Problem statement ▸
Go through the records below and return each line that has "structured" in it.
──────── Listed records ────────
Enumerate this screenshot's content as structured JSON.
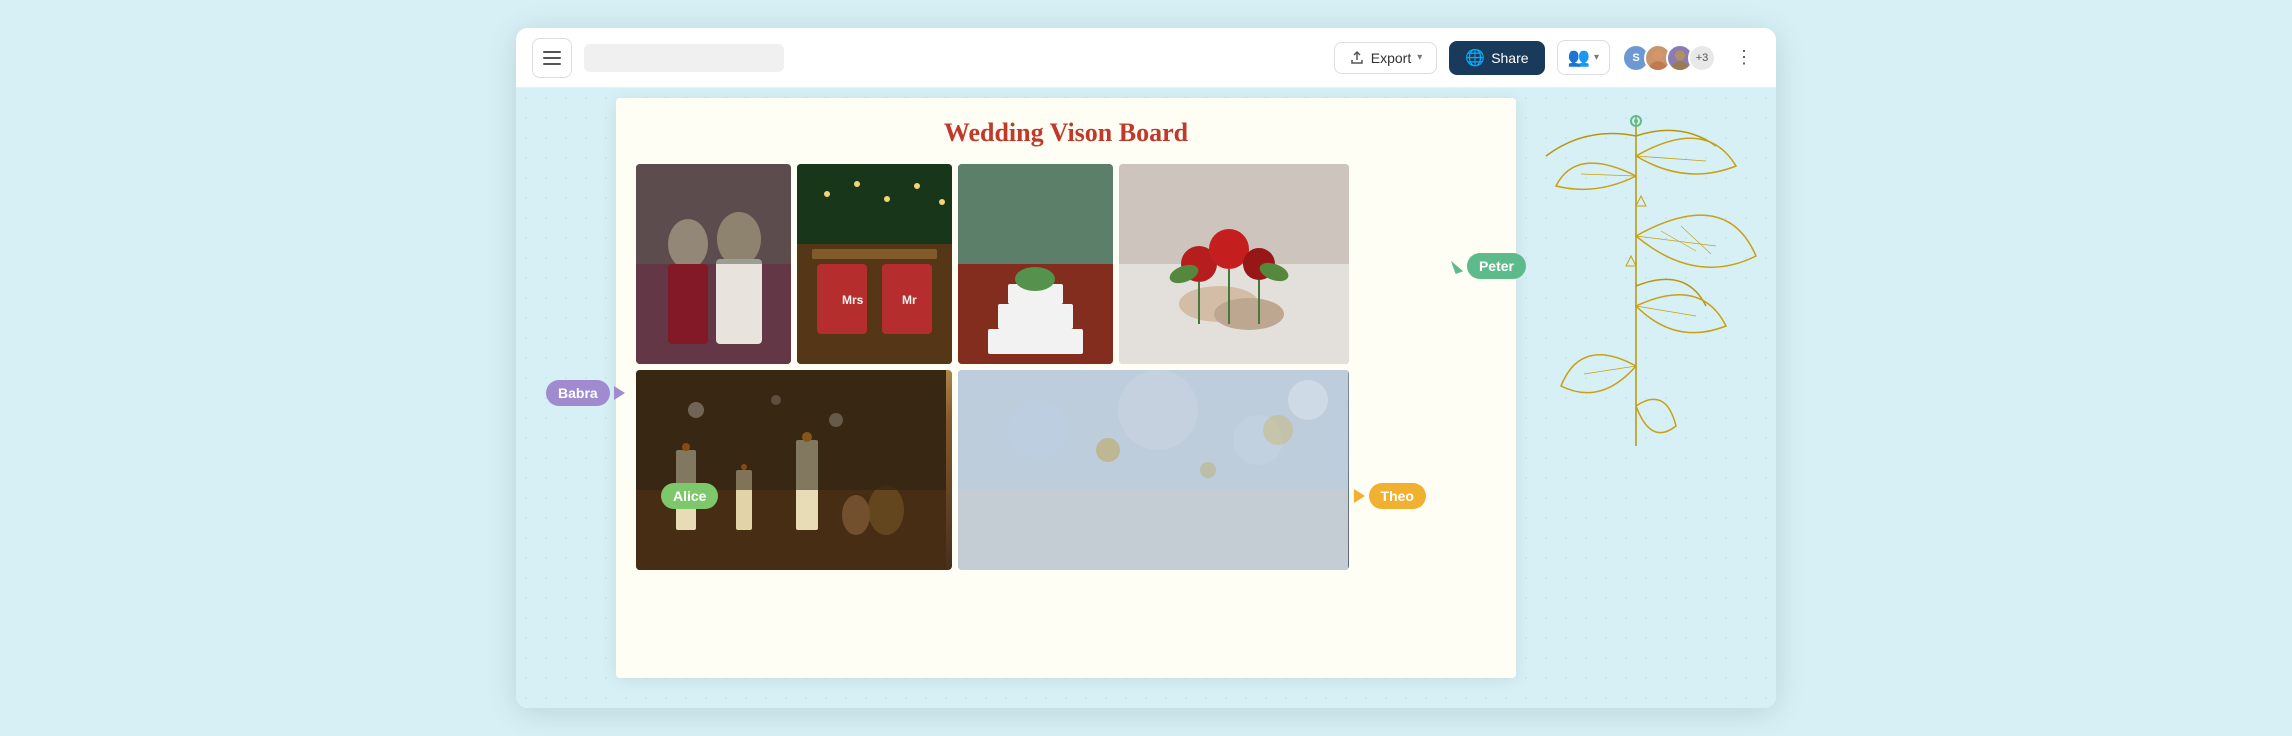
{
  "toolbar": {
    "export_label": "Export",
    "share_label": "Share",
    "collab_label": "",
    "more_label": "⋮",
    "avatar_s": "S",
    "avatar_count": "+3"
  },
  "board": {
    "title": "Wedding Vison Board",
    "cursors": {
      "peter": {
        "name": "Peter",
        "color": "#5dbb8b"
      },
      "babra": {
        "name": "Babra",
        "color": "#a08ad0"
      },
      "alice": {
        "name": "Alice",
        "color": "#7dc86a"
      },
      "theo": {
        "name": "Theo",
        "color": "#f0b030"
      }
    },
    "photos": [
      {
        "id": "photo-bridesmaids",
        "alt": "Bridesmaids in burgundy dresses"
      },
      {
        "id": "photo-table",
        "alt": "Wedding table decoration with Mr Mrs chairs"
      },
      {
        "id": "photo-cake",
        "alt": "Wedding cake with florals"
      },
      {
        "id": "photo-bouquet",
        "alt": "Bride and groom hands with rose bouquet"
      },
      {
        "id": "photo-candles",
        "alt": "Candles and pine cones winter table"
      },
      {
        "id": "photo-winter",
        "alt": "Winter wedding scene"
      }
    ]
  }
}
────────
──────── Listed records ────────
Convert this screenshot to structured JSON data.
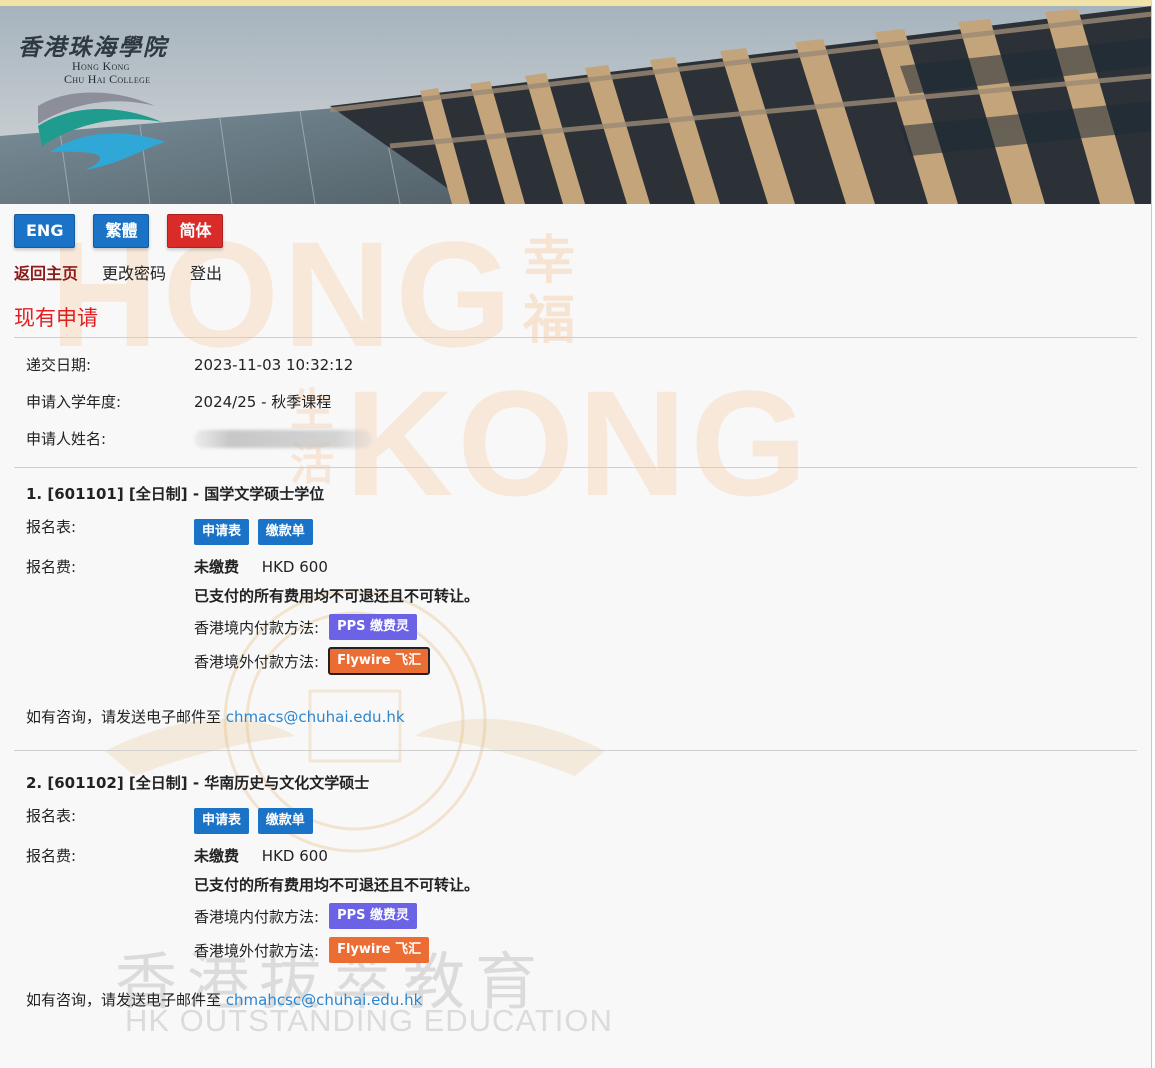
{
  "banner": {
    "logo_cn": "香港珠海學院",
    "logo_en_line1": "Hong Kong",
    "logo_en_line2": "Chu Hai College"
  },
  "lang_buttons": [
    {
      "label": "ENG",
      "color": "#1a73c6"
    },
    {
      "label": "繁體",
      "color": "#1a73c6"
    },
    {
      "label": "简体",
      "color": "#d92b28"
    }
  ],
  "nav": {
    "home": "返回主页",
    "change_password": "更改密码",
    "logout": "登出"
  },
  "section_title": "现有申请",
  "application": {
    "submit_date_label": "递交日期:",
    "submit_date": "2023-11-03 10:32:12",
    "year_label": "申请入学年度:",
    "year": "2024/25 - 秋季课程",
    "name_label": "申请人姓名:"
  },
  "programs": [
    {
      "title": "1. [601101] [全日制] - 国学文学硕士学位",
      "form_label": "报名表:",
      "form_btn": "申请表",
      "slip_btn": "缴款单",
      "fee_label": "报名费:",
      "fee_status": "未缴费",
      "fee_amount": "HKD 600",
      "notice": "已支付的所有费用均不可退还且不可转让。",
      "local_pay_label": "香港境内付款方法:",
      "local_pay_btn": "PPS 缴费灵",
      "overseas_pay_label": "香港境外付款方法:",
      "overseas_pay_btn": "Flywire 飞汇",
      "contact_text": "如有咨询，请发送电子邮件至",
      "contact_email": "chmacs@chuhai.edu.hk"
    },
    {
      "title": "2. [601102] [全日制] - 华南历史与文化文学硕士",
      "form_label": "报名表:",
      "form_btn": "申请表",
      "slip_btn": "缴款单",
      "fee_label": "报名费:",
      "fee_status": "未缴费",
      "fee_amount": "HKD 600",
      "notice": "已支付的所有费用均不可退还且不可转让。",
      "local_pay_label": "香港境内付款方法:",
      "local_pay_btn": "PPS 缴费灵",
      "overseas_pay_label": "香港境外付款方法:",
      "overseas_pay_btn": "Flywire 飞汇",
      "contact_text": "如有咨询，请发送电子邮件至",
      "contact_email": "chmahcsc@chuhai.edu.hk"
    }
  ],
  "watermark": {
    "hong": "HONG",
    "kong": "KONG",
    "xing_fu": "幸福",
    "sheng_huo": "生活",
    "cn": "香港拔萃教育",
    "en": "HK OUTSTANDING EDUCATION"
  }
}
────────
Reply ▸
Enumerate this screenshot's content as structured JSON.
Convert this screenshot to structured JSON data.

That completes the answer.